Why is it so hard to respond, particularly by a brief e-mail? It only takes a few seconds. During this complicated time while we as an industry battle the scourge of the Great Recession and when the sports sponsorship landscape faces an irrepressible economic headwind, communication is something in which we can all engage freely.
Think of sellers as problem-solvers, not nuisances. Salespeople generate helpful marketing ideas every day. Years ago, a client surprised me by insisting on picking up the tab at lunch. He proceeded to tell me that his investment pays dividends because salespeople provide invaluable information of all sorts.
Sellers, too, shouldn’t give up. If it takes five calls to get a target on the phone, many of them quit after four. Persist pleasantly and creatively.
When I was running the sports division at Westwood One, I was in Greensboro, N.C., one morning for a presentation to Jefferson Pilot (now Lincoln Financial). After an unproductive meeting, I drove dejectedly to the airport and noticed a salient marquee atop a downtown building. It read “Wrangler.” I kicked myself. How can I not know that Wrangler is headquartered in Greensboro? Had I known, I would have tried to set up an appointment.

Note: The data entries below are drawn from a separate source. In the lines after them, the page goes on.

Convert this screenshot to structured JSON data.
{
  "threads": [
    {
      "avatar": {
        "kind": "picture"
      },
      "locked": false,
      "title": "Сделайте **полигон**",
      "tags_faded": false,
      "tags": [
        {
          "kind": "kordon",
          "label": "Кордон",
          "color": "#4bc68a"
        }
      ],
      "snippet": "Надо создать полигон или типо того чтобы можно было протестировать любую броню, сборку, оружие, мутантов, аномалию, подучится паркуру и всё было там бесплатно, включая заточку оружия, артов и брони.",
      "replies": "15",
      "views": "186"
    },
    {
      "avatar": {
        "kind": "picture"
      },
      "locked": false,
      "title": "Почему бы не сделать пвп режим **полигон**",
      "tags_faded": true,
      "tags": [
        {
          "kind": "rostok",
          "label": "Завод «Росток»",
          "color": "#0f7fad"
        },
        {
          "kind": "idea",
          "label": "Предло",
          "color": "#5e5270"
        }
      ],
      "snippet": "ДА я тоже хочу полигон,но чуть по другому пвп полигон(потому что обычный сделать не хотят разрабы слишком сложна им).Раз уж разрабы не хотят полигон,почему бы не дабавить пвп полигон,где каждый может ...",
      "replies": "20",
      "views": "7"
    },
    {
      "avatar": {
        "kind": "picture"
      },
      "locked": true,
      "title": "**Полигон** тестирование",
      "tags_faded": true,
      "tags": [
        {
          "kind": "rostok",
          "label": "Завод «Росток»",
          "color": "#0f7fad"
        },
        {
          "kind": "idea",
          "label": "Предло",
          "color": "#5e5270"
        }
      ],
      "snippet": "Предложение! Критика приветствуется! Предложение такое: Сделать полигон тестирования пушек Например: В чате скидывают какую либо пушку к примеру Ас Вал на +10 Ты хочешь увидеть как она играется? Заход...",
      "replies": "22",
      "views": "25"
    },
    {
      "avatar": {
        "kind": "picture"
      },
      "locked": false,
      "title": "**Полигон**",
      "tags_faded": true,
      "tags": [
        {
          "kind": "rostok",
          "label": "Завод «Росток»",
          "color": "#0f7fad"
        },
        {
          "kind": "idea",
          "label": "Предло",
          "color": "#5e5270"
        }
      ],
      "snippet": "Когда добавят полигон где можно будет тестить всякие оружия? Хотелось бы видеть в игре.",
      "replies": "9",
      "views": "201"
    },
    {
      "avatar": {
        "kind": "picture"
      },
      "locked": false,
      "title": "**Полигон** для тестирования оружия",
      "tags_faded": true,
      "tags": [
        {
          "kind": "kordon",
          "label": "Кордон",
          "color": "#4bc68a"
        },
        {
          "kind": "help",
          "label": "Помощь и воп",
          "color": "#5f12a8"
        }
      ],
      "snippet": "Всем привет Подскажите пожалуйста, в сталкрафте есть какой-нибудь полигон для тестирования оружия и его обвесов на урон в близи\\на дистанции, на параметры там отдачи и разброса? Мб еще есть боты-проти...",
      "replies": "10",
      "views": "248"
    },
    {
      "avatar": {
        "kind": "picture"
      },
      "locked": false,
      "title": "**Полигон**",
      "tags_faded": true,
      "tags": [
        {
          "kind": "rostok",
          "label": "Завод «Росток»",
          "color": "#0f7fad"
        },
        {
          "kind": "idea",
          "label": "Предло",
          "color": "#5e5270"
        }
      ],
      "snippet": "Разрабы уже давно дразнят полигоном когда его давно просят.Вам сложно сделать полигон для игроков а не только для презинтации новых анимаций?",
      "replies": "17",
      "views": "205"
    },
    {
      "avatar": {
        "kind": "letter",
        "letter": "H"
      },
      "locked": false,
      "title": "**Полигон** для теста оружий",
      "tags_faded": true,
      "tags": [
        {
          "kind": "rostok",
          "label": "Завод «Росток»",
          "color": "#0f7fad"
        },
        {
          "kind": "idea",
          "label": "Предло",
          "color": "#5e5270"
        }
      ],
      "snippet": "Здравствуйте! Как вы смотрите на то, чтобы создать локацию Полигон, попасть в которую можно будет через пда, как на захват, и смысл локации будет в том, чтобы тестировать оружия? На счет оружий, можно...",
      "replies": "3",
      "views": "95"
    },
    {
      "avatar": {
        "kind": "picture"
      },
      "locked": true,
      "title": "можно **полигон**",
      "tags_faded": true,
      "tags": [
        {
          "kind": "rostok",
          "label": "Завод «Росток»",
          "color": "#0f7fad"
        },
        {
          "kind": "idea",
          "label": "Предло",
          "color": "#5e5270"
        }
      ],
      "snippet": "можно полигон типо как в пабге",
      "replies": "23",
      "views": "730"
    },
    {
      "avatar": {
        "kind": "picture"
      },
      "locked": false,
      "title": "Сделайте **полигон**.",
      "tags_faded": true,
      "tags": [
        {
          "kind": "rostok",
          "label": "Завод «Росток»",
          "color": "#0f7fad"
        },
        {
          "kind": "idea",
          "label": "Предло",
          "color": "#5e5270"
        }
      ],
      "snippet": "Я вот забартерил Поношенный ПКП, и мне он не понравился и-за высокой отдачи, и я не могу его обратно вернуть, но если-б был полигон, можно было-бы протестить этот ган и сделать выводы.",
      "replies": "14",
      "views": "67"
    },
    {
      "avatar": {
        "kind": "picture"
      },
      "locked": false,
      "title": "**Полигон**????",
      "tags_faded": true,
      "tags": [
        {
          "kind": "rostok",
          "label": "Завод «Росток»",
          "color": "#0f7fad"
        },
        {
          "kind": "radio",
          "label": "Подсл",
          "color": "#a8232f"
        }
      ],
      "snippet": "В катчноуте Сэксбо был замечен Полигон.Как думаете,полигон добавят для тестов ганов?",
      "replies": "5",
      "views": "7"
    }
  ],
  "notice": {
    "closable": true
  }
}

I thought, “What the heck. Let me walk in on Wrangler cold.” But I didn’t have any of the marketing executives’ names and had no idea at all for whom to ask.
When I arrived at Wrangler the receptionist greeted me with a maddening look after I made a beseeching request of her to see the “head of marketing.” Nonetheless, she dutifully tried Mark Clift whose secretary said he wouldn’t see me without an appointment. I pleaded with the receptionist to try again. She grudgingly did and I was told that Clift would be down in a while.
Twenty minutes later, Clift strolled into the lobby and cordially explained that he doesn’t see anyone without an appointment but that he’ll give me 10 minutes on the front terrace of the building while he took a cigarette break. So there I was, on a rainy, bone-chilling day, giving Clift an abbreviated sales pitch on network radio play-by-play. He told me that Wrangler didn’t use radio but that he would review the opportunity with the people in his department and at the agency. Wrangler wound up buying a package and through the years it became one of the bedrock sponsors in the Westwood One stable.
When sellers I manage or train are dejected, I often remind them that two of the greatest naming-rights sales in the history of sports started with cold calls, Barclays’ commitment to the Nets’ new home in Brooklyn and the Nextel Cup with NASCAR.
America is still a land of opportunity but opportunity begins with communication. Let’s not make communication more difficult.
David J. Halberstam (email@example.com) is principal of Halby Group Inc., consultants to the marketing, media and sports community, and author of “Sports on New York Radio: A Play-by-Play History” (McGraw-Hill, 1999).